Every line of the listing is returned unchanged, and every picture is dropped.
**** SUPPLIED RECORDS
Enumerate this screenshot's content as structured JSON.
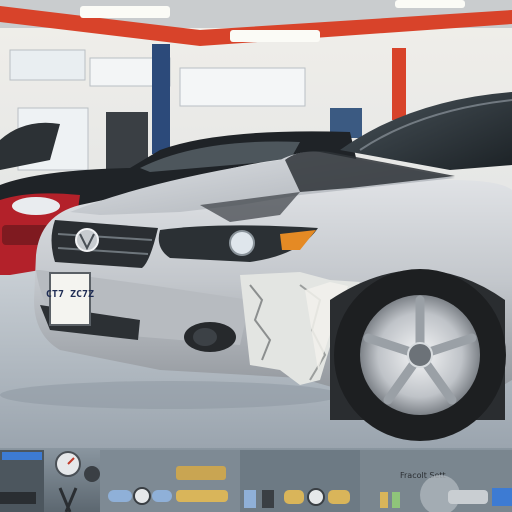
{
  "photo": {
    "subject": "damaged-silver-sedan-in-repair-garage",
    "license_plate": "CT7 ZC7Z",
    "toolbar_strip": {
      "panel_label": "Fracolt Sett"
    }
  },
  "colors": {
    "car_silver": "#c9ccd1",
    "garage_wall": "#eceae4",
    "ceiling_beam": "#d8432a",
    "floor": "#b8c0c8",
    "red_car": "#b3212a",
    "windshield": "#2a3136",
    "tire": "#1d1f21",
    "toolbar_bg": "#6f7c86",
    "toolbar_accent_blue": "#8fb0d8",
    "toolbar_accent_yellow": "#d9b55a"
  },
  "icons": [
    "gauge-icon",
    "wrench-icon",
    "toggle-icon",
    "button-icon"
  ]
}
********
RESPONSE -
Enumerate this screenshot's content as structured JSON.
{
  "photo": {
    "subject": "damaged-silver-sedan-in-repair-garage",
    "license_plate": "CT7 ZC7Z",
    "toolbar_strip": {
      "panel_label": "Fracolt Sett"
    }
  },
  "colors": {
    "car_silver": "#c9ccd1",
    "garage_wall": "#eceae4",
    "ceiling_beam": "#d8432a",
    "floor": "#b8c0c8",
    "red_car": "#b3212a",
    "windshield": "#2a3136",
    "tire": "#1d1f21",
    "toolbar_bg": "#6f7c86",
    "toolbar_accent_blue": "#8fb0d8",
    "toolbar_accent_yellow": "#d9b55a"
  },
  "icons": [
    "gauge-icon",
    "wrench-icon",
    "toggle-icon",
    "button-icon"
  ]
}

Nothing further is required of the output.